§ **Required action**: Omit every picture and return the rest of the data unaltered.

Extracted records
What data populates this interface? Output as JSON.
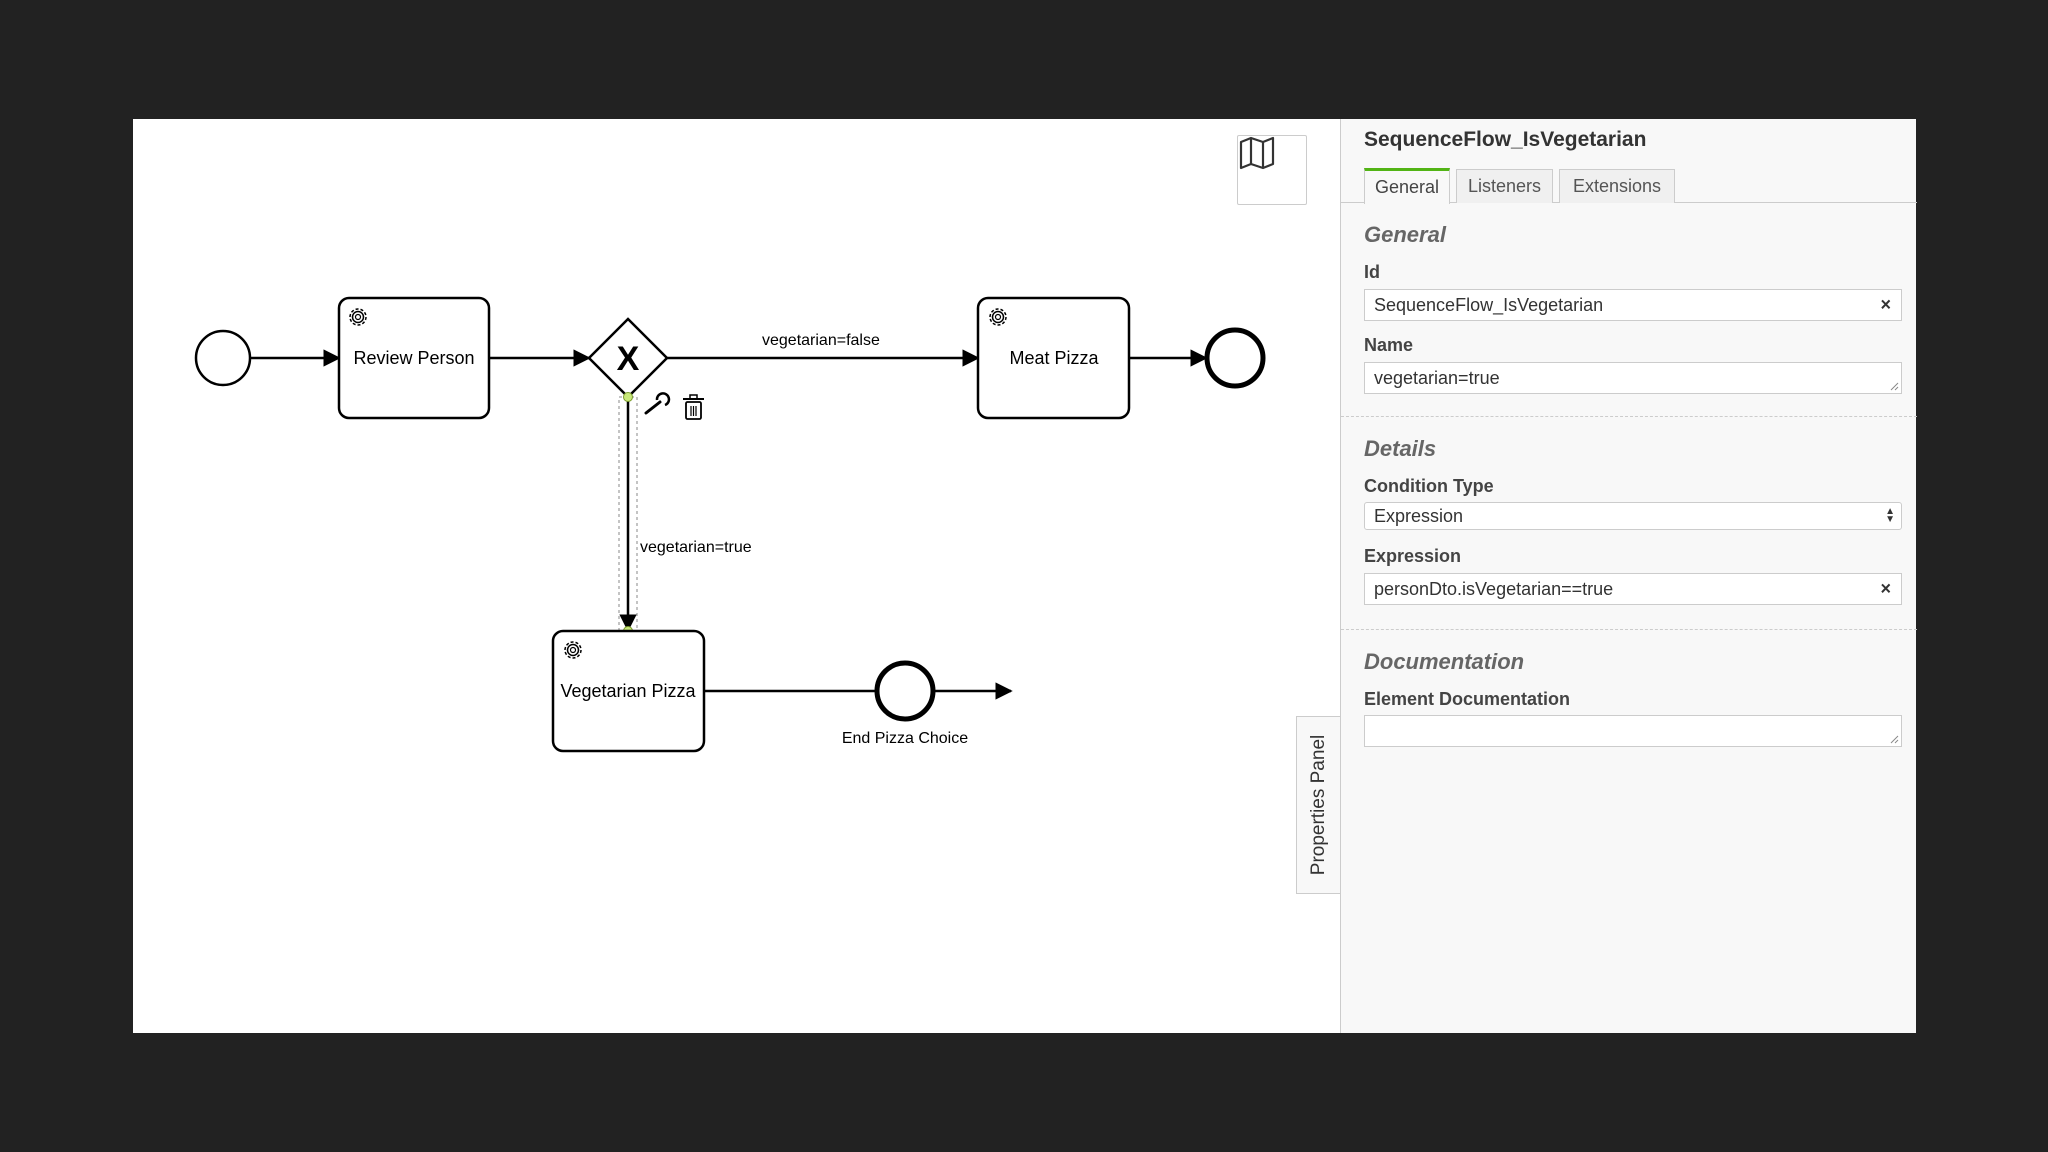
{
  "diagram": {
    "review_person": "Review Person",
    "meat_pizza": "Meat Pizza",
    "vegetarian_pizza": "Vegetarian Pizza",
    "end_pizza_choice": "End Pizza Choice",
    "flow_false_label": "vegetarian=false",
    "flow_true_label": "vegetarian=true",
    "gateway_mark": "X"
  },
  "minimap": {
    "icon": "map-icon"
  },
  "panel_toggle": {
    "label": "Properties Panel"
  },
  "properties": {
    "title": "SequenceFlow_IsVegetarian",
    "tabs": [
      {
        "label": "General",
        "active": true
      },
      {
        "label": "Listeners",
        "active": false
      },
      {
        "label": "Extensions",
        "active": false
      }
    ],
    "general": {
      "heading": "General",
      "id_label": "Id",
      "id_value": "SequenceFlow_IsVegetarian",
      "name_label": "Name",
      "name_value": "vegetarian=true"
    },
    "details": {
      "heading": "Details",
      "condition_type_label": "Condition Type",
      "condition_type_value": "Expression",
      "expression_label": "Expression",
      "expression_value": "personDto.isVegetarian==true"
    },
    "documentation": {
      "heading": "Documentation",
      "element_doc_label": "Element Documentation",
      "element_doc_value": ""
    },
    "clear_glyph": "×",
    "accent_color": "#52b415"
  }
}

§ **Task answer**:
What data populates this interface? Output as JSON.
{
  "diagram": {
    "review_person": "Review Person",
    "meat_pizza": "Meat Pizza",
    "vegetarian_pizza": "Vegetarian Pizza",
    "end_pizza_choice": "End Pizza Choice",
    "flow_false_label": "vegetarian=false",
    "flow_true_label": "vegetarian=true",
    "gateway_mark": "X"
  },
  "minimap": {
    "icon": "map-icon"
  },
  "panel_toggle": {
    "label": "Properties Panel"
  },
  "properties": {
    "title": "SequenceFlow_IsVegetarian",
    "tabs": [
      {
        "label": "General",
        "active": true
      },
      {
        "label": "Listeners",
        "active": false
      },
      {
        "label": "Extensions",
        "active": false
      }
    ],
    "general": {
      "heading": "General",
      "id_label": "Id",
      "id_value": "SequenceFlow_IsVegetarian",
      "name_label": "Name",
      "name_value": "vegetarian=true"
    },
    "details": {
      "heading": "Details",
      "condition_type_label": "Condition Type",
      "condition_type_value": "Expression",
      "expression_label": "Expression",
      "expression_value": "personDto.isVegetarian==true"
    },
    "documentation": {
      "heading": "Documentation",
      "element_doc_label": "Element Documentation",
      "element_doc_value": ""
    },
    "clear_glyph": "×",
    "accent_color": "#52b415"
  }
}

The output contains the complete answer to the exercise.